I’m not experienced at parenting. Sometimes it shows. Recently I offered to buy a video game for my newly acquired 6-year old son. There was no particular reason for the gift except that I was going to Best Buy for something else and wanted to give him a reason to come along. At this point in my story, those of you who are experienced parents already know the mistake I made. The conversation took an ugly turn:

6-year old: Yay! A new video game!

Me: Put on your shoes and you can go pick it out with me.

6-year old: Can we buy TWO video games?

Me: No, just one.

6-year old: Why can’t we buy two? You’re rich.

Well, at this point, I’m totally screwed. I feel a responsibility to give good reasons for my decisions whenever possible. I refuse to use “because I said so” or “we can’t afford it” because he’d see through those in a heartbeat. And I couldn’t lecture to him about the benefits of moderation because at the time we were preparing for a cruise to the Caribbean. I had nothing.

Worse yet, if I agreed to buy him two video games just to make the problem go away, he’d ask for three. He’s smart that way. Then his sister would demand a pony in the name of fairness. Before long the whole thing would degenerate into tears, biting, and permanent emotional scars. And that’s just me.

My new mother-in-law advised me to tell the kids they have to earn everything. In theory, that will keep them from being spoiled. There’s merit to that approach, but I worry that they’ll start demanding a new toy ever time they eat a vegetable. “Earning” is way too vague.

Luckily, what I lack in parenting skills I make up for in weasel experience. My strategy – and it has been extremely successful so far – is to offer such boringly technical explanations that his 6-year old eyes glaze over and he wanders away. For example:

Me: Well, the reason you can have one but not two video games will require an explanation that spans the fields of economics and psychology. Pull up a chair and I’ll begin by discussing the future expected value of good character development versus the present incremental value of an extra video game. Would it help to review the concept of discounted cash flows?

6-year old: Never mind. I’ll ask Mom.

My method has the advantage that he understands I have a reason, and he’s reminded that I’m still smarter than he is. I plan to milk this approach until he starts reading my blog.
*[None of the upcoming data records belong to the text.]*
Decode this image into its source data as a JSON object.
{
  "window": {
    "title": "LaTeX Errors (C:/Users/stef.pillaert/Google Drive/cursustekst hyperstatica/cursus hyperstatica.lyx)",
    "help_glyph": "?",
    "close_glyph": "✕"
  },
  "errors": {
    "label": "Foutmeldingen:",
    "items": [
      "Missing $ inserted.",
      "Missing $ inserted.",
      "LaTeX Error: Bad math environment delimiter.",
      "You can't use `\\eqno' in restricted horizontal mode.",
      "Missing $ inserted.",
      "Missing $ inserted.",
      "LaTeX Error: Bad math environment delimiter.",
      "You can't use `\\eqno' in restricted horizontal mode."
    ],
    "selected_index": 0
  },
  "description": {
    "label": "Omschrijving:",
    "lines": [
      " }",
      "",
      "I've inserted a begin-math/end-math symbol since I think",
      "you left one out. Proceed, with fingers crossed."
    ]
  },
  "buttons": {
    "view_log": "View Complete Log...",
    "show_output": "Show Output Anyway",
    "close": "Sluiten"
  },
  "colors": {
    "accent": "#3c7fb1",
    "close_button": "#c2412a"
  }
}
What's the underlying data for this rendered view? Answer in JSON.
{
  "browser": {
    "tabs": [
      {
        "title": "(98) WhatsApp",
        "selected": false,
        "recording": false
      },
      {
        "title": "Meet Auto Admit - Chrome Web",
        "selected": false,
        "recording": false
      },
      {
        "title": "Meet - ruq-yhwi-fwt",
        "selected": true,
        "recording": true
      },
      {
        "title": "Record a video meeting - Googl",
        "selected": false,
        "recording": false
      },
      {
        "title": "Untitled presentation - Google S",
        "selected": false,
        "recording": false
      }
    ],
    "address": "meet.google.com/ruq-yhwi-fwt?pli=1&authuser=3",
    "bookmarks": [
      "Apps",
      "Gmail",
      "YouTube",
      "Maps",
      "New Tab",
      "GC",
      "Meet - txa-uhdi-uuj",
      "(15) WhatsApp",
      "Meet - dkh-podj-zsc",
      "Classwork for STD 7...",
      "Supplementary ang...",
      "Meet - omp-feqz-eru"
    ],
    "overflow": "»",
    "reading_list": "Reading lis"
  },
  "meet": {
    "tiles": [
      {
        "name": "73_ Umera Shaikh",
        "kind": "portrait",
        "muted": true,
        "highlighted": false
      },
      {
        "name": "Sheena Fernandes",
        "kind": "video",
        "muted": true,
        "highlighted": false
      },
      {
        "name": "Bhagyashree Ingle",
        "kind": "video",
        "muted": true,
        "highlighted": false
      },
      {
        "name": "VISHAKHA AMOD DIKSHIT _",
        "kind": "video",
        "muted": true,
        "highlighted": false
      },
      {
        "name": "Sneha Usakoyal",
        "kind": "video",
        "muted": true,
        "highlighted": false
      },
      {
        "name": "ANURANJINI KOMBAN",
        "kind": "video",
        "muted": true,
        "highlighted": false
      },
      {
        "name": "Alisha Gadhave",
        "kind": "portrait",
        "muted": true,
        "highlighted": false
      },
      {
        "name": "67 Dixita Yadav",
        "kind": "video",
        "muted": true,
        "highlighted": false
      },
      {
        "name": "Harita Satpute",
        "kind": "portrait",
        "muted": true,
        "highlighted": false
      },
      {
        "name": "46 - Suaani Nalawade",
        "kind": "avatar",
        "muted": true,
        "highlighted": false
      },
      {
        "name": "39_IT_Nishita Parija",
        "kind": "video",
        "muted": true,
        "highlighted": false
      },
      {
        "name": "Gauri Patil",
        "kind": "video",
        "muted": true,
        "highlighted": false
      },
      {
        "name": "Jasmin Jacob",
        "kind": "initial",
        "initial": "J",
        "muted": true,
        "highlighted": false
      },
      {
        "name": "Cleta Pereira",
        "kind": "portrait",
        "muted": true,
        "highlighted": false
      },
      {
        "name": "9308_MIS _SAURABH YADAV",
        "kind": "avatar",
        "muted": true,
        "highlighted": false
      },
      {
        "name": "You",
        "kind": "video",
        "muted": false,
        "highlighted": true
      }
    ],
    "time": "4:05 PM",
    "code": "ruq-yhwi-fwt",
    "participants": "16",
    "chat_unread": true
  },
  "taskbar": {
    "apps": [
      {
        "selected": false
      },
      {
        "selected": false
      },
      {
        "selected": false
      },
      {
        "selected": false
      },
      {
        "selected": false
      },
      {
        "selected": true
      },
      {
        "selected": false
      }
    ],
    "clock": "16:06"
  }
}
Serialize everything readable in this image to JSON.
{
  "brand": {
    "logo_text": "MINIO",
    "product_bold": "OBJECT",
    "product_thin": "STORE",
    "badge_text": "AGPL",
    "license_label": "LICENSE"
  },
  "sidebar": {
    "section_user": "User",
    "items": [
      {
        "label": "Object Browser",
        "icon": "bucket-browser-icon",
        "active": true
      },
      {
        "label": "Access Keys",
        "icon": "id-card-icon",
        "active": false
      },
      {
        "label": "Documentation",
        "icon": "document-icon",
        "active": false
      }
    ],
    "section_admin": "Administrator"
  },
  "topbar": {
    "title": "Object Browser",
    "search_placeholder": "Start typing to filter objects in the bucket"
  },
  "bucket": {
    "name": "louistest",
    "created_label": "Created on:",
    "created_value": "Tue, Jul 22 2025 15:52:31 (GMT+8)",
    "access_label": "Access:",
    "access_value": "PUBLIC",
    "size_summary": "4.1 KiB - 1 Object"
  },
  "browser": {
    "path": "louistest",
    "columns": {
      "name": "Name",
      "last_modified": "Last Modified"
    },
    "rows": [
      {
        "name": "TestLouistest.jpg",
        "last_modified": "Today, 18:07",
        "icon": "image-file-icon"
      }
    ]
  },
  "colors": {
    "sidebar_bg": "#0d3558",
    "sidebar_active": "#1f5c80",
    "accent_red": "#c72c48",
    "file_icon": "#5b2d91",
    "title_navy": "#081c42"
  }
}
Suffice it to say I have employed the same strategy of truthiness to great effect. Adams has a background in economics and business so I can't rule out that it requires those skills. However, I can also recommend it for tricky discussions on sex, birthing, god and evolution.